Our favorite grouchy girl died today

Today is a sad day, because it is the day Grumpy Cat died. Also known as my personal favorite feline celebrity, Grumpy Cat died from complications following a urinary tract infection. The super relatable cat—real name, Tardar Sauce—was only seven years old.

Grumpy Cat was first introduced to the world in 2011, back when LOLcats were everywhere. Grumpy Cat's downturned face (the result of feline dwarfism, according to her owners) was the subject of a huge amount of memes—she was even the 2013 Meme of the Year at the Webby Awards—and was the subject of her own Lifetime movie, in which she was voiced by the Grumpy Cat of actresses, Aubrey Plaza. But, though we loved her for the memes, we loved her even more because we related to her mood.

Grumpy Cat was so relatable because, like us, she was completely over everyone's bullshit. Unlike us, Grumpy Cat didn't hide her feelings with a smile. And while that was because Grumpy Cat literally couldn't do that, we like to think that she also just didn't want to do the emotional labor. Which is why, in honor of Grumpy Cat, have the courage to roll your eyes at someone today, instead of forcing a fake grin. And just think about how Grumpy Cat's probably frowning at us from some sort of kitty afterlife, utterly annoyed that everyone is mourning her death.
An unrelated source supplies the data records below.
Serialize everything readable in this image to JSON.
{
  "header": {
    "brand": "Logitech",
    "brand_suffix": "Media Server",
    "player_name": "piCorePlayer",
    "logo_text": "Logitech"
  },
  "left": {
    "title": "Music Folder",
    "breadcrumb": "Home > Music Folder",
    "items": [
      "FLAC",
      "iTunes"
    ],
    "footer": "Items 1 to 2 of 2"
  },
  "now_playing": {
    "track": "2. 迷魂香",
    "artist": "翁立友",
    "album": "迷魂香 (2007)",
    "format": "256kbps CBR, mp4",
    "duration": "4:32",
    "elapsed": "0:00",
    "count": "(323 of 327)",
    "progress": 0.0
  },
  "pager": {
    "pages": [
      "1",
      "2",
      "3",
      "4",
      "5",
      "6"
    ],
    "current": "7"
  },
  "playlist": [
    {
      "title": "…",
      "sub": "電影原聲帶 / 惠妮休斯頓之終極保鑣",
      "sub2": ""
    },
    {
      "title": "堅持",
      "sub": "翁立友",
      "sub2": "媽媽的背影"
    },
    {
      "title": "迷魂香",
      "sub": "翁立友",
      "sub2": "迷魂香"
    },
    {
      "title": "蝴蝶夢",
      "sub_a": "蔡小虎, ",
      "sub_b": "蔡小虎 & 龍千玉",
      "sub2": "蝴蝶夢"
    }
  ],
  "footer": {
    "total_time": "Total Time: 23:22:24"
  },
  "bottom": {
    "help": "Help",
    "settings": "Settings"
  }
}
Screenshot via YouTube

And I need to see the rest ASAP

As excited as we already are for Olivia Wilde's directorial debut, Booksmart, to hit theaters next week, we just got even more desperate to see it. Why? Well, the first six minutes of the film were just released, and every minute is incredible.

The film opens on Molly (Beanie Feldstein) meditating and listening to a motivational tape telling her she's better than everyone else, and to "fuck those losers." Her room is decorated with pictures of Michelle Obama and RBG, so we know her head is in the right place. We learn she's the class president when she arrives at school with her best friend, Amy (Kaitlyn Dever).

It's there that we get a glimpse of the social hierarchy in which Molly and Amy exist—but somewhere down near the bottom, way below the popular kids, the theater nerds, the stoners, and even the annoying class clown.

The film officially hits theaters on May 23, but Annapurna Pictures is holding advanced screenings across the country today, May 17—we're actually holding two of them! So, if you're in L.A. or New York, check them out.

But also, you can watch the first six minutes of the film, below, and prepare yourself to watch the whole movie in a week.

BOOKSMART | Uncut First 6 Minutes